What sort of creature would do this?

It turns out to be a young woman wearing a miner’s light strapped to her head – Pearl Cales, one of the graduate students from the College of Staten Island in New York City doing research periodically at the Virgin Islands Environmental Resource Station (VIERS). She has been studying the frogs’ songs and calls, and also has a good eye for spotting them. She finds them hiding on low parts of trees in forested areas, inside bromeliad plants, or in the leaf litter on the ground. It takes quick hands to catch them.
                                           Pearl Cales taking DNA sample from tree frog. Photo William Stelzer.

But why is she snipping their toes? Apparently it is difficult to identify the different types of native tree frogs just by their calls. The toe samples are used for DNA analysis.

The dominant type of frog on St. John is the Whistling Coqui (Eleutherodactylus cochranae), which is found only in Puerto Rico and the Virgin Islands. These frogs are quite small (about the size of a quarter) and are brown or gray with small brown spots on their throats and legs. They mostly sleep in bromeliads during the day and eat insects at night. They also lay their eggs in the bromeliads. The eggs hatch after about two days, without turning into tadpoles, so these frogs do not need to breed near a body of water.  

The Red-Eyed Coqui (Eleutherodactylus antillensis) is a similar tree frog, also mostly found only in Puerto Rico and the Virgin Islands but not as common. In addition to its red eyes, it also has distinctive black streaks in front and back of its eyes. During the day, these frogs are generally hiding on the ground, but at night they get up on low bushes and branches to catch insects. After a rainstorm, the female will lay eggs in the wet leaf litter. These eggs too will hatch without any tadpole stage.

Unlike a coqui, the Caribbean White-lipped Frog (Leptodactylus albilabris) is semi-aquatic and needs to be close to water for breeding. The eggs are laid on the ground near a stream or a ditch suitable for tadpoles. Pearl found lots of these tadpoles in large puddles of water along the road by VIERS.

One of things Pearl is investigating is whether there are impacts on local frogs due to the introduction of three non-native species: the Puerto Rican Coqui, the Cuban Tree Frog, and the Cane Toad (Bufo marinus).

St. John is a small island and, as everyone knows, non-natives can be quite invasive, disrupting the domains and routines of the locals, and encroaching on or destroying their habitats.

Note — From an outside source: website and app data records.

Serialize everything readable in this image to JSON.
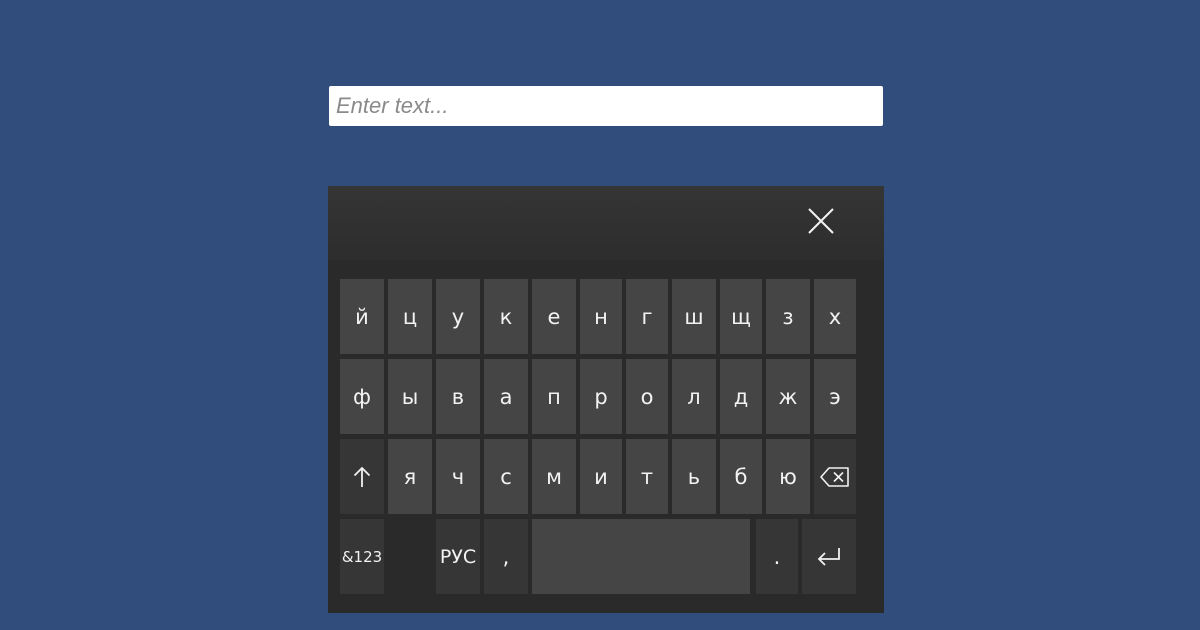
{
  "input": {
    "placeholder": "Enter text...",
    "value": ""
  },
  "keyboard": {
    "close_icon": "close-icon",
    "rows": [
      [
        "й",
        "ц",
        "у",
        "к",
        "е",
        "н",
        "г",
        "ш",
        "щ",
        "з",
        "х"
      ],
      [
        "ф",
        "ы",
        "в",
        "а",
        "п",
        "р",
        "о",
        "л",
        "д",
        "ж",
        "э"
      ],
      [
        "я",
        "ч",
        "с",
        "м",
        "и",
        "т",
        "ь",
        "б",
        "ю"
      ]
    ],
    "shift_icon": "arrow-up-icon",
    "backspace_icon": "backspace-icon",
    "symbols_label": "&123",
    "language_label": "РУС",
    "comma_label": ",",
    "period_label": ".",
    "enter_icon": "enter-icon"
  },
  "colors": {
    "page_background": "#314d7b",
    "keyboard_background": "#2a2a2a",
    "key_background": "#454545",
    "function_key_background": "#363636",
    "key_text": "#f2f2f2"
  }
}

Most people in St. John are already familiar with the Cuban frogs, which are much larger that the native ones. So far Pearl has not seen much impact from them on local St. John frogs, though in the British Virgin Islands coqui populations seem to be declining where Cuban frogs have spread into their customary habitats. (These big frogs can also cause lots of trouble for homeowners by squeezing into the water pipes – and even breeding in swimming pools).

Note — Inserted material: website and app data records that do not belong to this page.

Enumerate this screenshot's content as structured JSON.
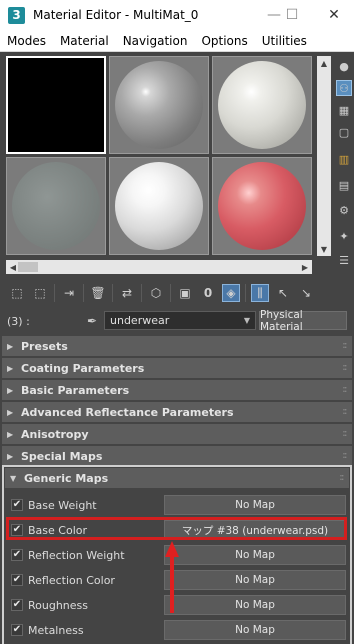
{
  "window": {
    "app_icon": "3",
    "title": "Material Editor - MultiMat_0",
    "minimize": "—",
    "maximize": "☐",
    "close": "✕"
  },
  "menu": [
    "Modes",
    "Material",
    "Navigation",
    "Options",
    "Utilities"
  ],
  "slots": [
    {
      "kind": "active-black"
    },
    {
      "kind": "grey-sphere"
    },
    {
      "kind": "white-sphere-soft"
    },
    {
      "kind": "noise-sphere"
    },
    {
      "kind": "white-sphere-glossy"
    },
    {
      "kind": "red-sphere"
    }
  ],
  "side_tools": [
    "sphere-icon",
    "sample-uv-icon",
    "checker-background-icon",
    "backlight-icon",
    "color-check-icon",
    "video-check-icon",
    "make-preview-icon",
    "options-icon"
  ],
  "toolbar_icons": [
    "get-material-icon",
    "put-to-scene-icon",
    "assign-to-selection-icon",
    "reset-map-icon",
    "make-unique-icon",
    "put-to-library-icon",
    "material-id-channel-icon",
    "show-shaded-icon",
    "show-end-result-icon",
    "go-to-parent-icon",
    "go-forward-to-sibling-icon"
  ],
  "material": {
    "id_label": "(3) :",
    "name": "underwear",
    "type": "Physical Material"
  },
  "rollouts": [
    "Presets",
    "Coating Parameters",
    "Basic Parameters",
    "Advanced Reflectance Parameters",
    "Anisotropy",
    "Special Maps",
    "Generic Maps"
  ],
  "generic_maps": [
    {
      "label": "Base Weight",
      "value": "No Map",
      "checked": true
    },
    {
      "label": "Base Color",
      "value": "マップ #38 (underwear.psd)",
      "checked": true
    },
    {
      "label": "Reflection Weight",
      "value": "No Map",
      "checked": true
    },
    {
      "label": "Reflection Color",
      "value": "No Map",
      "checked": true
    },
    {
      "label": "Roughness",
      "value": "No Map",
      "checked": true
    },
    {
      "label": "Metalness",
      "value": "No Map",
      "checked": true
    }
  ],
  "colors": {
    "highlight": "#d41f1f",
    "panel": "#444444",
    "rollout": "#5d5d5d"
  }
}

                                                       Pearl Cales with Cuban Tree Frog. Photo Richard Veit

The even larger cane toads are of more concern. They have been showing up in Coral Bay, probably arriving in plants imported from Florida (like a number of other invasive species). These toads are voracious predators and will eat the native frogs, along with many other small creatures. (If threatened, they also produce a toxic secretion that can burn your skin and poison your pets.)

These introduced invaders seem to be the really dangerous coqui snatchers.


                                                     Cane toad.  Photo Wikipedia


Here are some interesting links for learning about frogs and listening to their calls:

Different coqui frog calls:

Caribbean White-lipped Frog:

Cane Toad: